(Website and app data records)
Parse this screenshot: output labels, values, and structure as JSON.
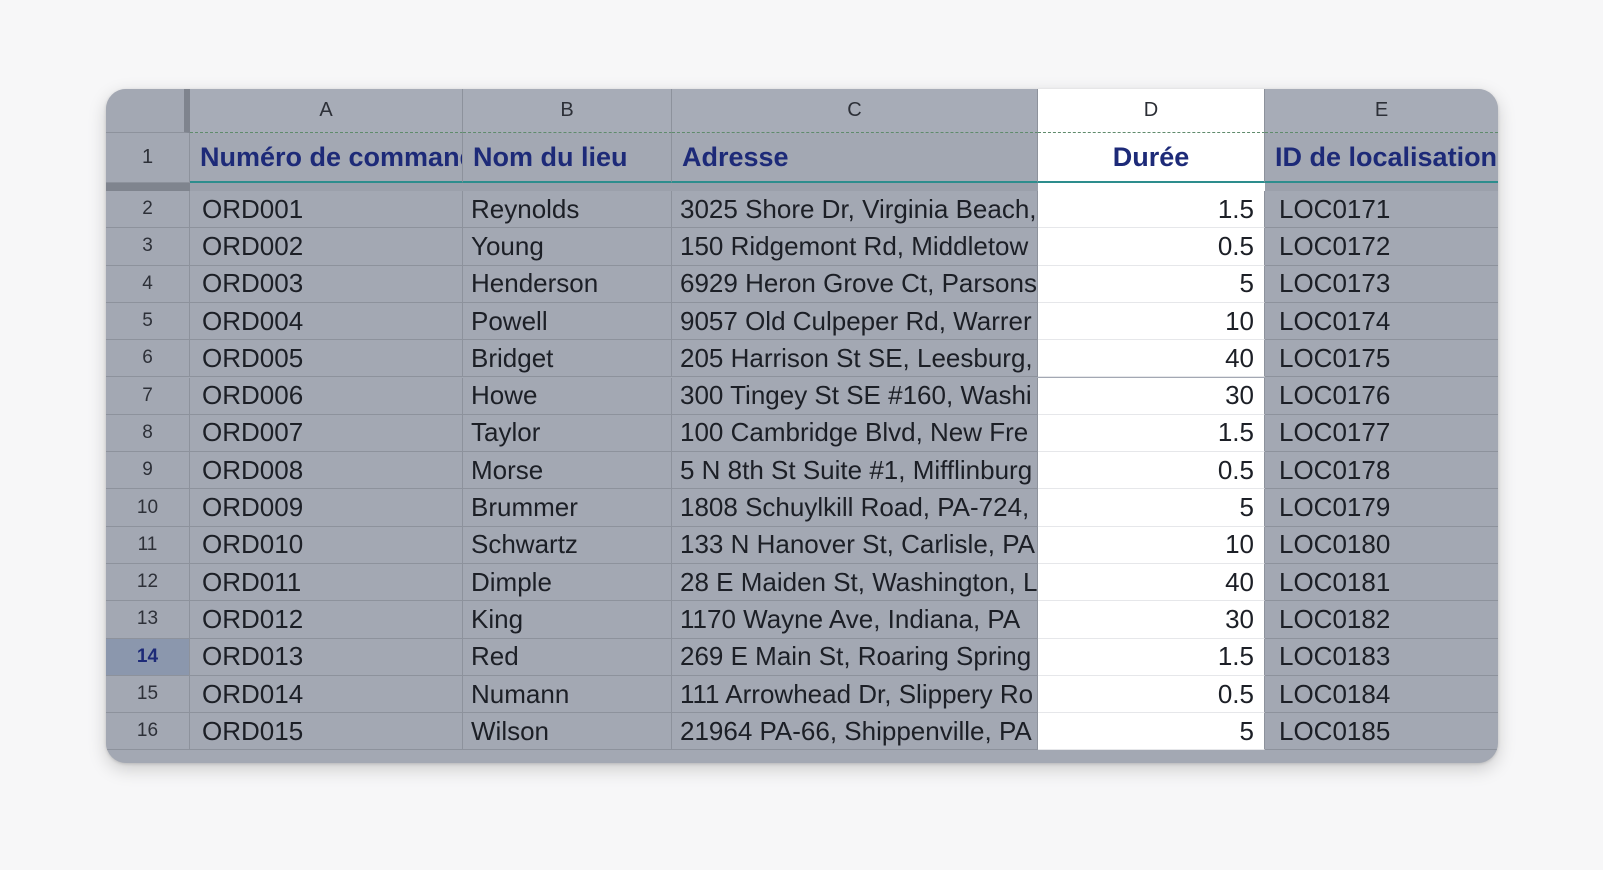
{
  "columns": [
    "A",
    "B",
    "C",
    "D",
    "E"
  ],
  "header_row": {
    "row_number": "1",
    "cells": [
      "Numéro de commande",
      "Nom du lieu",
      "Adresse",
      "Durée",
      "ID de localisation"
    ]
  },
  "selected_column": "D",
  "active_row": "14",
  "rows": [
    {
      "n": "2",
      "order": "ORD001",
      "name": "Reynolds",
      "address": "3025 Shore Dr, Virginia Beach,",
      "duration": "1.5",
      "loc": "LOC0171"
    },
    {
      "n": "3",
      "order": "ORD002",
      "name": "Young",
      "address": "150 Ridgemont Rd, Middletow",
      "duration": "0.5",
      "loc": "LOC0172"
    },
    {
      "n": "4",
      "order": "ORD003",
      "name": "Henderson",
      "address": "6929 Heron Grove Ct, Parsons",
      "duration": "5",
      "loc": "LOC0173"
    },
    {
      "n": "5",
      "order": "ORD004",
      "name": "Powell",
      "address": "9057 Old Culpeper Rd, Warrer",
      "duration": "10",
      "loc": "LOC0174"
    },
    {
      "n": "6",
      "order": "ORD005",
      "name": "Bridget",
      "address": "205 Harrison St SE, Leesburg,",
      "duration": "40",
      "loc": "LOC0175"
    },
    {
      "n": "7",
      "order": "ORD006",
      "name": "Howe",
      "address": "300 Tingey St SE #160, Washi",
      "duration": "30",
      "loc": "LOC0176"
    },
    {
      "n": "8",
      "order": "ORD007",
      "name": "Taylor",
      "address": "100 Cambridge Blvd, New Fre",
      "duration": "1.5",
      "loc": "LOC0177"
    },
    {
      "n": "9",
      "order": "ORD008",
      "name": "Morse",
      "address": "5 N 8th St Suite #1, Mifflinburg",
      "duration": "0.5",
      "loc": "LOC0178"
    },
    {
      "n": "10",
      "order": "ORD009",
      "name": "Brummer",
      "address": "1808 Schuylkill Road, PA-724,",
      "duration": "5",
      "loc": "LOC0179"
    },
    {
      "n": "11",
      "order": "ORD010",
      "name": "Schwartz",
      "address": "133 N Hanover St, Carlisle, PA",
      "duration": "10",
      "loc": "LOC0180"
    },
    {
      "n": "12",
      "order": "ORD011",
      "name": "Dimple",
      "address": "28 E Maiden St, Washington, L",
      "duration": "40",
      "loc": "LOC0181"
    },
    {
      "n": "13",
      "order": "ORD012",
      "name": "King",
      "address": "1170 Wayne Ave, Indiana, PA",
      "duration": "30",
      "loc": "LOC0182"
    },
    {
      "n": "14",
      "order": "ORD013",
      "name": "Red",
      "address": "269 E Main St, Roaring Spring",
      "duration": "1.5",
      "loc": "LOC0183"
    },
    {
      "n": "15",
      "order": "ORD014",
      "name": "Numann",
      "address": "111 Arrowhead Dr, Slippery Ro",
      "duration": "0.5",
      "loc": "LOC0184"
    },
    {
      "n": "16",
      "order": "ORD015",
      "name": "Wilson",
      "address": "21964 PA-66, Shippenville, PA",
      "duration": "5",
      "loc": "LOC0185"
    }
  ]
}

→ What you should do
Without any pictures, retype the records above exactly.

→ Response
Parse this screenshot: output labels, values, and structure as JSON.
{
  "columns": [
    "A",
    "B",
    "C",
    "D",
    "E"
  ],
  "header_row": {
    "row_number": "1",
    "cells": [
      "Numéro de commande",
      "Nom du lieu",
      "Adresse",
      "Durée",
      "ID de localisation"
    ]
  },
  "selected_column": "D",
  "active_row": "14",
  "rows": [
    {
      "n": "2",
      "order": "ORD001",
      "name": "Reynolds",
      "address": "3025 Shore Dr, Virginia Beach,",
      "duration": "1.5",
      "loc": "LOC0171"
    },
    {
      "n": "3",
      "order": "ORD002",
      "name": "Young",
      "address": "150 Ridgemont Rd, Middletow",
      "duration": "0.5",
      "loc": "LOC0172"
    },
    {
      "n": "4",
      "order": "ORD003",
      "name": "Henderson",
      "address": "6929 Heron Grove Ct, Parsons",
      "duration": "5",
      "loc": "LOC0173"
    },
    {
      "n": "5",
      "order": "ORD004",
      "name": "Powell",
      "address": "9057 Old Culpeper Rd, Warrer",
      "duration": "10",
      "loc": "LOC0174"
    },
    {
      "n": "6",
      "order": "ORD005",
      "name": "Bridget",
      "address": "205 Harrison St SE, Leesburg,",
      "duration": "40",
      "loc": "LOC0175"
    },
    {
      "n": "7",
      "order": "ORD006",
      "name": "Howe",
      "address": "300 Tingey St SE #160, Washi",
      "duration": "30",
      "loc": "LOC0176"
    },
    {
      "n": "8",
      "order": "ORD007",
      "name": "Taylor",
      "address": "100 Cambridge Blvd, New Fre",
      "duration": "1.5",
      "loc": "LOC0177"
    },
    {
      "n": "9",
      "order": "ORD008",
      "name": "Morse",
      "address": "5 N 8th St Suite #1, Mifflinburg",
      "duration": "0.5",
      "loc": "LOC0178"
    },
    {
      "n": "10",
      "order": "ORD009",
      "name": "Brummer",
      "address": "1808 Schuylkill Road, PA-724,",
      "duration": "5",
      "loc": "LOC0179"
    },
    {
      "n": "11",
      "order": "ORD010",
      "name": "Schwartz",
      "address": "133 N Hanover St, Carlisle, PA",
      "duration": "10",
      "loc": "LOC0180"
    },
    {
      "n": "12",
      "order": "ORD011",
      "name": "Dimple",
      "address": "28 E Maiden St, Washington, L",
      "duration": "40",
      "loc": "LOC0181"
    },
    {
      "n": "13",
      "order": "ORD012",
      "name": "King",
      "address": "1170 Wayne Ave, Indiana, PA",
      "duration": "30",
      "loc": "LOC0182"
    },
    {
      "n": "14",
      "order": "ORD013",
      "name": "Red",
      "address": "269 E Main St, Roaring Spring",
      "duration": "1.5",
      "loc": "LOC0183"
    },
    {
      "n": "15",
      "order": "ORD014",
      "name": "Numann",
      "address": "111 Arrowhead Dr, Slippery Ro",
      "duration": "0.5",
      "loc": "LOC0184"
    },
    {
      "n": "16",
      "order": "ORD015",
      "name": "Wilson",
      "address": "21964 PA-66, Shippenville, PA",
      "duration": "5",
      "loc": "LOC0185"
    }
  ]
}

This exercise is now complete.